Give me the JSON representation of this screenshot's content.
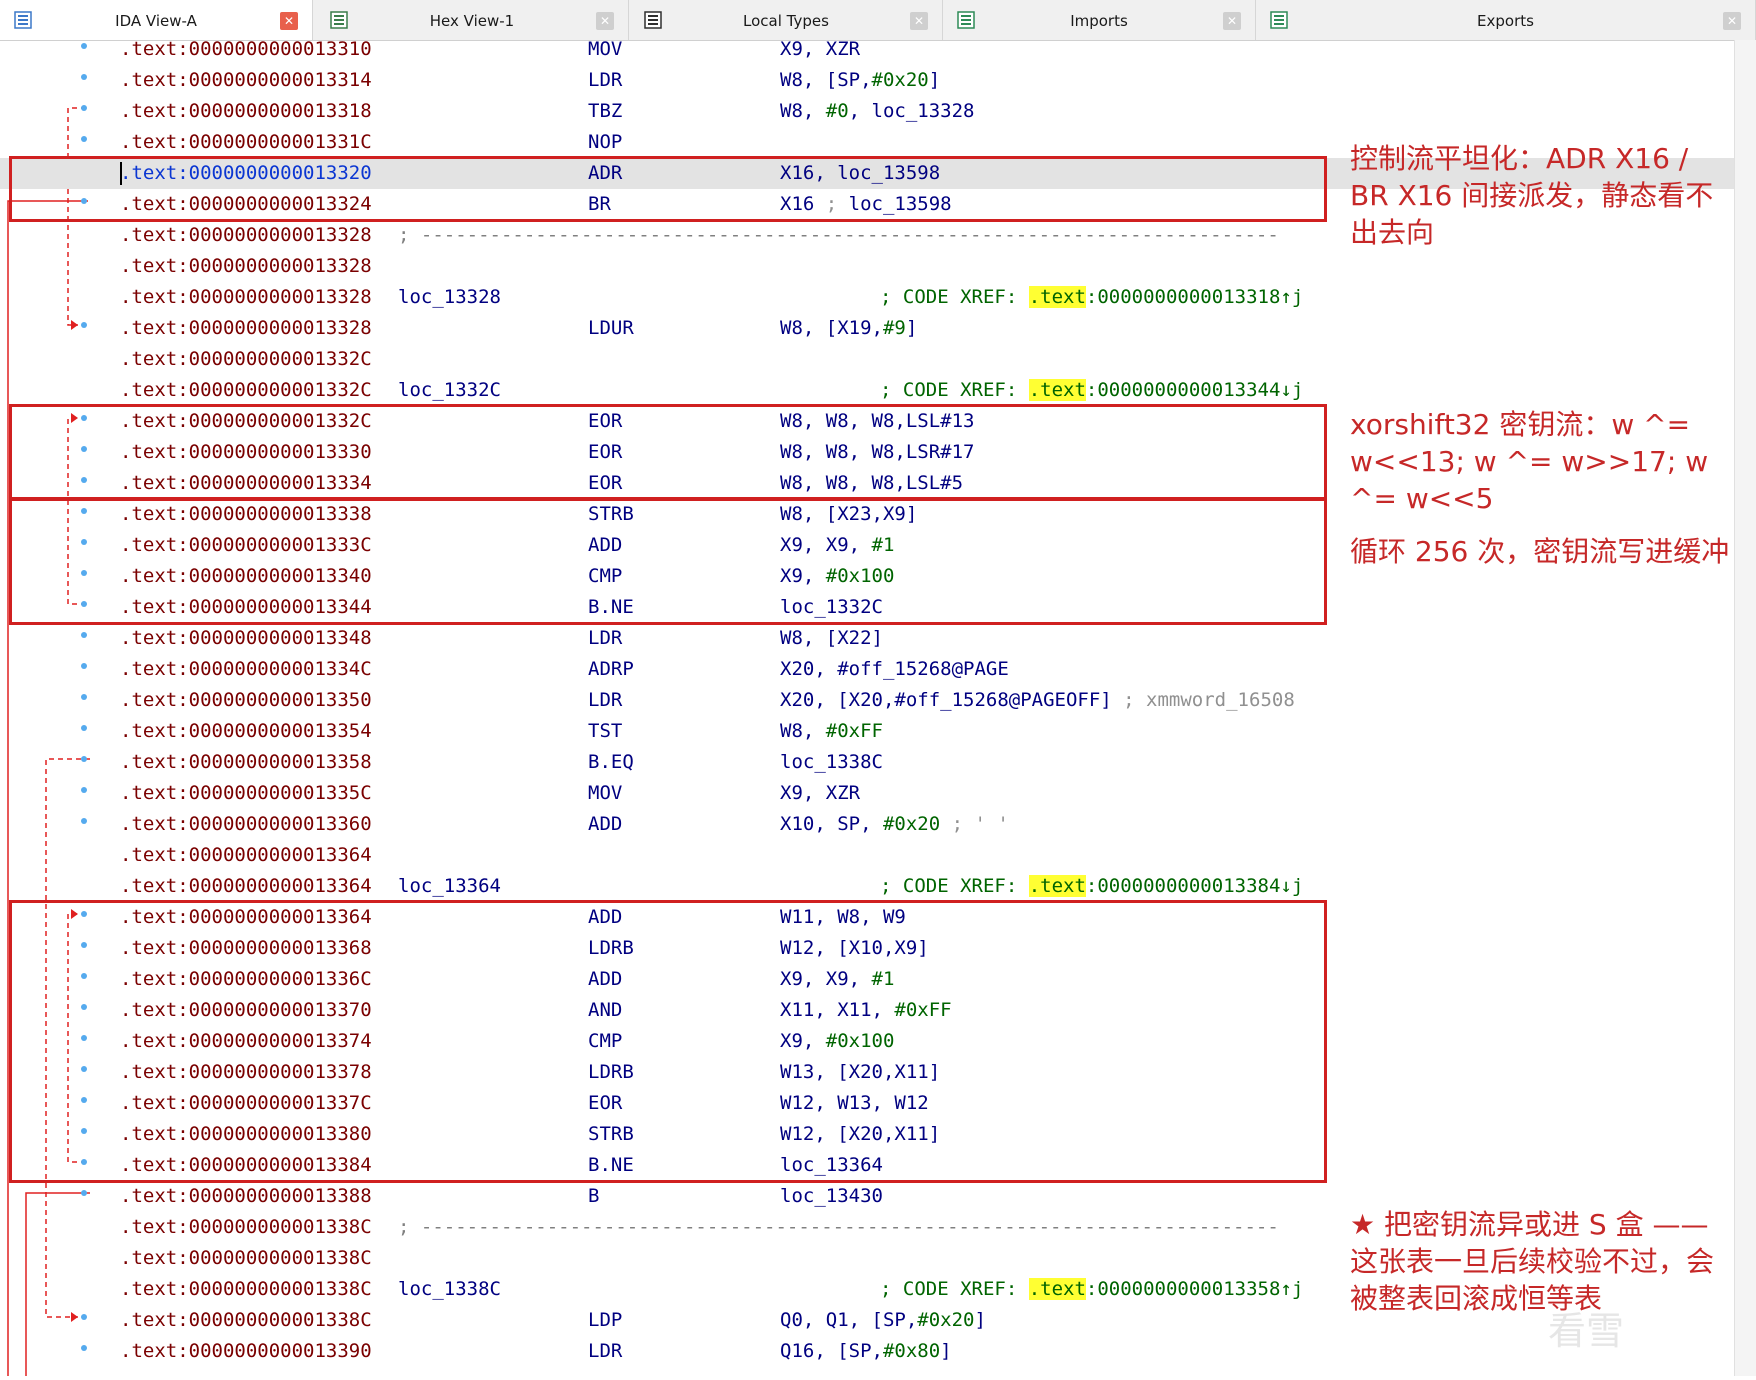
{
  "tabs": [
    {
      "label": "IDA View-A",
      "icon": "listing-view-icon",
      "active": true
    },
    {
      "label": "Hex View-1",
      "icon": "hex-view-icon",
      "active": false
    },
    {
      "label": "Local Types",
      "icon": "local-types-icon",
      "active": false
    },
    {
      "label": "Imports",
      "icon": "imports-icon",
      "active": false
    },
    {
      "label": "Exports",
      "icon": "exports-icon",
      "active": false
    }
  ],
  "close_glyph": "✕",
  "listing": {
    "rows": [
      {
        "type": "insn",
        "addr": ".text:0000000000013310",
        "mnemonic": "MOV",
        "operands": [
          {
            "t": "X9, XZR"
          }
        ]
      },
      {
        "type": "insn",
        "addr": ".text:0000000000013314",
        "mnemonic": "LDR",
        "operands": [
          {
            "t": "W8, [SP,"
          },
          {
            "t": "#0x20",
            "num": true
          },
          {
            "t": "]"
          }
        ]
      },
      {
        "type": "insn",
        "addr": ".text:0000000000013318",
        "mnemonic": "TBZ",
        "operands": [
          {
            "t": "W8, "
          },
          {
            "t": "#0",
            "num": true
          },
          {
            "t": ", loc_13328"
          }
        ]
      },
      {
        "type": "insn",
        "addr": ".text:000000000001331C",
        "mnemonic": "NOP",
        "operands": []
      },
      {
        "type": "insn",
        "addr": ".text:0000000000013320",
        "mnemonic": "ADR",
        "operands": [
          {
            "t": "X16, loc_13598"
          }
        ],
        "highlight": true
      },
      {
        "type": "insn",
        "addr": ".text:0000000000013324",
        "mnemonic": "BR",
        "operands": [
          {
            "t": "X16 "
          },
          {
            "t": "; ",
            "cmt": true
          },
          {
            "t": "loc_13598"
          }
        ]
      },
      {
        "type": "sep",
        "addr": ".text:0000000000013328",
        "sep": "; ---------------------------------------------------------------------------"
      },
      {
        "type": "blank",
        "addr": ".text:0000000000013328"
      },
      {
        "type": "label",
        "addr": ".text:0000000000013328",
        "label": "loc_13328",
        "xref_prefix": "; CODE XREF: ",
        "xref_section": ".text",
        "xref_target": ":0000000000013318↑j"
      },
      {
        "type": "insn",
        "addr": ".text:0000000000013328",
        "mnemonic": "LDUR",
        "operands": [
          {
            "t": "W8, [X19,"
          },
          {
            "t": "#9",
            "num": true
          },
          {
            "t": "]"
          }
        ]
      },
      {
        "type": "blank",
        "addr": ".text:000000000001332C"
      },
      {
        "type": "label",
        "addr": ".text:000000000001332C",
        "label": "loc_1332C",
        "xref_prefix": "; CODE XREF: ",
        "xref_section": ".text",
        "xref_target": ":0000000000013344↓j"
      },
      {
        "type": "insn",
        "addr": ".text:000000000001332C",
        "mnemonic": "EOR",
        "operands": [
          {
            "t": "W8, W8, W8,LSL#13"
          }
        ]
      },
      {
        "type": "insn",
        "addr": ".text:0000000000013330",
        "mnemonic": "EOR",
        "operands": [
          {
            "t": "W8, W8, W8,LSR#17"
          }
        ]
      },
      {
        "type": "insn",
        "addr": ".text:0000000000013334",
        "mnemonic": "EOR",
        "operands": [
          {
            "t": "W8, W8, W8,LSL#5"
          }
        ]
      },
      {
        "type": "insn",
        "addr": ".text:0000000000013338",
        "mnemonic": "STRB",
        "operands": [
          {
            "t": "W8, [X23,X9]"
          }
        ]
      },
      {
        "type": "insn",
        "addr": ".text:000000000001333C",
        "mnemonic": "ADD",
        "operands": [
          {
            "t": "X9, X9, "
          },
          {
            "t": "#1",
            "num": true
          }
        ]
      },
      {
        "type": "insn",
        "addr": ".text:0000000000013340",
        "mnemonic": "CMP",
        "operands": [
          {
            "t": "X9, "
          },
          {
            "t": "#0x100",
            "num": true
          }
        ]
      },
      {
        "type": "insn",
        "addr": ".text:0000000000013344",
        "mnemonic": "B.NE",
        "operands": [
          {
            "t": "loc_1332C"
          }
        ]
      },
      {
        "type": "insn",
        "addr": ".text:0000000000013348",
        "mnemonic": "LDR",
        "operands": [
          {
            "t": "W8, [X22]"
          }
        ]
      },
      {
        "type": "insn",
        "addr": ".text:000000000001334C",
        "mnemonic": "ADRP",
        "operands": [
          {
            "t": "X20, #off_15268@PAGE"
          }
        ]
      },
      {
        "type": "insn",
        "addr": ".text:0000000000013350",
        "mnemonic": "LDR",
        "operands": [
          {
            "t": "X20, [X20,#off_15268@PAGEOFF] "
          },
          {
            "t": "; xmmword_16508",
            "cmt": true
          }
        ]
      },
      {
        "type": "insn",
        "addr": ".text:0000000000013354",
        "mnemonic": "TST",
        "operands": [
          {
            "t": "W8, "
          },
          {
            "t": "#0xFF",
            "num": true
          }
        ]
      },
      {
        "type": "insn",
        "addr": ".text:0000000000013358",
        "mnemonic": "B.EQ",
        "operands": [
          {
            "t": "loc_1338C"
          }
        ]
      },
      {
        "type": "insn",
        "addr": ".text:000000000001335C",
        "mnemonic": "MOV",
        "operands": [
          {
            "t": "X9, XZR"
          }
        ]
      },
      {
        "type": "insn",
        "addr": ".text:0000000000013360",
        "mnemonic": "ADD",
        "operands": [
          {
            "t": "X10, SP, "
          },
          {
            "t": "#0x20",
            "num": true
          },
          {
            "t": " ; ' '",
            "cmt": true
          }
        ]
      },
      {
        "type": "blank",
        "addr": ".text:0000000000013364"
      },
      {
        "type": "label",
        "addr": ".text:0000000000013364",
        "label": "loc_13364",
        "xref_prefix": "; CODE XREF: ",
        "xref_section": ".text",
        "xref_target": ":0000000000013384↓j"
      },
      {
        "type": "insn",
        "addr": ".text:0000000000013364",
        "mnemonic": "ADD",
        "operands": [
          {
            "t": "W11, W8, W9"
          }
        ]
      },
      {
        "type": "insn",
        "addr": ".text:0000000000013368",
        "mnemonic": "LDRB",
        "operands": [
          {
            "t": "W12, [X10,X9]"
          }
        ]
      },
      {
        "type": "insn",
        "addr": ".text:000000000001336C",
        "mnemonic": "ADD",
        "operands": [
          {
            "t": "X9, X9, "
          },
          {
            "t": "#1",
            "num": true
          }
        ]
      },
      {
        "type": "insn",
        "addr": ".text:0000000000013370",
        "mnemonic": "AND",
        "operands": [
          {
            "t": "X11, X11, "
          },
          {
            "t": "#0xFF",
            "num": true
          }
        ]
      },
      {
        "type": "insn",
        "addr": ".text:0000000000013374",
        "mnemonic": "CMP",
        "operands": [
          {
            "t": "X9, "
          },
          {
            "t": "#0x100",
            "num": true
          }
        ]
      },
      {
        "type": "insn",
        "addr": ".text:0000000000013378",
        "mnemonic": "LDRB",
        "operands": [
          {
            "t": "W13, [X20,X11]"
          }
        ]
      },
      {
        "type": "insn",
        "addr": ".text:000000000001337C",
        "mnemonic": "EOR",
        "operands": [
          {
            "t": "W12, W13, W12"
          }
        ]
      },
      {
        "type": "insn",
        "addr": ".text:0000000000013380",
        "mnemonic": "STRB",
        "operands": [
          {
            "t": "W12, [X20,X11]"
          }
        ]
      },
      {
        "type": "insn",
        "addr": ".text:0000000000013384",
        "mnemonic": "B.NE",
        "operands": [
          {
            "t": "loc_13364"
          }
        ]
      },
      {
        "type": "insn",
        "addr": ".text:0000000000013388",
        "mnemonic": "B",
        "operands": [
          {
            "t": "loc_13430"
          }
        ]
      },
      {
        "type": "sep",
        "addr": ".text:000000000001338C",
        "sep": "; ---------------------------------------------------------------------------"
      },
      {
        "type": "blank",
        "addr": ".text:000000000001338C"
      },
      {
        "type": "label",
        "addr": ".text:000000000001338C",
        "label": "loc_1338C",
        "xref_prefix": "; CODE XREF: ",
        "xref_section": ".text",
        "xref_target": ":0000000000013358↑j"
      },
      {
        "type": "insn",
        "addr": ".text:000000000001338C",
        "mnemonic": "LDP",
        "operands": [
          {
            "t": "Q0, Q1, [SP,"
          },
          {
            "t": "#0x20",
            "num": true
          },
          {
            "t": "]"
          }
        ]
      },
      {
        "type": "insn",
        "addr": ".text:0000000000013390",
        "mnemonic": "LDR",
        "operands": [
          {
            "t": "Q16, [SP,"
          },
          {
            "t": "#0x80",
            "num": true
          },
          {
            "t": "]"
          }
        ]
      }
    ]
  },
  "annotations": [
    {
      "text": "控制流平坦化：ADR X16 / BR X16 间接派发，静态看不出去向",
      "box_rows": [
        4,
        5
      ]
    },
    {
      "text": "xorshift32 密钥流：w ^= w<<13; w ^= w>>17; w ^= w<<5",
      "box_rows": [
        12,
        14
      ]
    },
    {
      "text": "循环 256 次，密钥流写进缓冲",
      "box_rows": [
        15,
        18
      ]
    },
    {
      "text": "★ 把密钥流异或进 S 盒 —— 这张表一旦后续校验不过，会被整表回滚成恒等表",
      "box_rows": [
        28,
        36
      ]
    }
  ],
  "colors": {
    "address": "#7a0000",
    "address_current": "#0b36d2",
    "mnemonic": "#000080",
    "immediate": "#006400",
    "comment": "#909090",
    "xref_highlight": "#ffff33",
    "annotation": "#d02020",
    "gutter_dot": "#55aaee"
  },
  "watermark": "看雪"
}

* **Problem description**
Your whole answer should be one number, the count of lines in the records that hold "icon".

* **Exercise output**
5